Survivability of Intelligent Transportation Systems
Sielken, Robert S.
Brian L. Smith
Year: 1999
VTRC No.: 00-R9
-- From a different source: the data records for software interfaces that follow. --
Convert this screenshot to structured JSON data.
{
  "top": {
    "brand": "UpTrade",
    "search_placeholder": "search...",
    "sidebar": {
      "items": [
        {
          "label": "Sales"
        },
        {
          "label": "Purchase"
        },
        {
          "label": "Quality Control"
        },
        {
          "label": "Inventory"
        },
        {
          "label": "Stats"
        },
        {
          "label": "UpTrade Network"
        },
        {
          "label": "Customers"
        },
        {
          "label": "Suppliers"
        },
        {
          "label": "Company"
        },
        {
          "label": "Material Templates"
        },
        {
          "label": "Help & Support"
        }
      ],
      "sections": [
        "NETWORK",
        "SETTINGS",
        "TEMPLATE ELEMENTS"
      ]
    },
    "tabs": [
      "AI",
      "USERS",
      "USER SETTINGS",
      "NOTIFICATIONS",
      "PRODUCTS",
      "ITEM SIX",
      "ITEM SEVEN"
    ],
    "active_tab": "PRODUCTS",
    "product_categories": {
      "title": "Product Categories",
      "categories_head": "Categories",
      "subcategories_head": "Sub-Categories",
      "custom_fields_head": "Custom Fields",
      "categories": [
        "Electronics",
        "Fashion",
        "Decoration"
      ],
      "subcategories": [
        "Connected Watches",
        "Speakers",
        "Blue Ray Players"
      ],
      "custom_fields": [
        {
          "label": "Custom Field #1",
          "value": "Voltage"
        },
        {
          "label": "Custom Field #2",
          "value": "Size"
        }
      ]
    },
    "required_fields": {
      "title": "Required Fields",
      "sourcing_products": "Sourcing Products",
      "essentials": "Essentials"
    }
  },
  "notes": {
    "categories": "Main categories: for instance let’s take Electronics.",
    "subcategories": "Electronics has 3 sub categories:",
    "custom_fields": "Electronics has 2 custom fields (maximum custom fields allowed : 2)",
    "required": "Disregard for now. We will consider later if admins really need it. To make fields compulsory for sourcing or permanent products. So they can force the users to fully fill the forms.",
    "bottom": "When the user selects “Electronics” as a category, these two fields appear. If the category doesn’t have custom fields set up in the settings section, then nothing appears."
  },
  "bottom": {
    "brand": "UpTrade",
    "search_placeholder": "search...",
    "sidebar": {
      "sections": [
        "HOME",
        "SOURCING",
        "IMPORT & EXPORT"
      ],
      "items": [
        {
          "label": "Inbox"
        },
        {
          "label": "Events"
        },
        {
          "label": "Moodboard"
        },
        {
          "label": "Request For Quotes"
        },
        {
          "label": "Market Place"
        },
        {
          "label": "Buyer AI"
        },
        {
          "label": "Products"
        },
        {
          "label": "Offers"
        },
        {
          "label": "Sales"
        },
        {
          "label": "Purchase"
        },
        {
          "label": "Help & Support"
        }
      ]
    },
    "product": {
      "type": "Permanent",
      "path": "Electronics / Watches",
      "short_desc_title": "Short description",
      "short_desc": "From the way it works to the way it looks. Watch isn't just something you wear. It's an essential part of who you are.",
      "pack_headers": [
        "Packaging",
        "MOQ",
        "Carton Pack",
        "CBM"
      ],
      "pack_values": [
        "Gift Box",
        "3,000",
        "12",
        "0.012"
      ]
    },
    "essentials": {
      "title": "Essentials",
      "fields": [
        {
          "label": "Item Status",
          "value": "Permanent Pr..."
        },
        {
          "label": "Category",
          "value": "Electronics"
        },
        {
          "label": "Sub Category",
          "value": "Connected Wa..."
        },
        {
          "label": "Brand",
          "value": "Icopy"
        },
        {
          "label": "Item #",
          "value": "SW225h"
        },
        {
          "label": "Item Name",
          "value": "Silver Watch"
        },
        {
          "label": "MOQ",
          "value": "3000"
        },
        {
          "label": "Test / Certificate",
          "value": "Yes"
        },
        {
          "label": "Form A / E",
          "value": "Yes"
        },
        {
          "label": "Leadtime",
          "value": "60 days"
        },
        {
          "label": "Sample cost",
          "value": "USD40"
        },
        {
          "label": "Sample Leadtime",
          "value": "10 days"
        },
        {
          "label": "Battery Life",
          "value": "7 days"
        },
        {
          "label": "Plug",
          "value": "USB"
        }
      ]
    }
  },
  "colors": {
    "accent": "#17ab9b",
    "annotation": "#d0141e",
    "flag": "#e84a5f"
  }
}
Abstract: Intelligent Transportation Systems (ITS) are being deployed around the world to improve the safety and efficiency of surface transportation through the application of advanced information technology. The introduction of ITS exposes the transportation system to new vulnerabilities, such as cyber attack. In order to ensure that ITS fulfills its potential, it is imperative that those implementing such systems design and operate them to survive cyber attacks and other information technology-related threats. Information system survivability is defined as the capability of a system to fulfill its mission in a timely manner in the presence of attacks, failures, or accidents. While total survivability may not be achievable, it can be greatly increased with conscientious efforts. This study reviewed previous survivability research on ITS and information systems, examined the National ITS Architecture for survivability issues, and performed case studies of a number of regional ITS systems. Results from these sources were synthesized into the final recommendations contained in this report. These recommendations include: Requirements: Resistance, Recognition, Recovery, and Adaptation. VDOT should include requirements in the categories of resistance, recognition, recovery, and adaptation in all future system requests for proposals (RFPs). Survivability Program. Each ITS system should have a survivability program that includes both technical and nontechnical elements. Best practices. In addition to proper requirements and a survivability program, the best practices developed for general information technology applications should be used. Best practices include security (physical and system), design/requirements, redundancy, system configuration, and the principle of least privilege.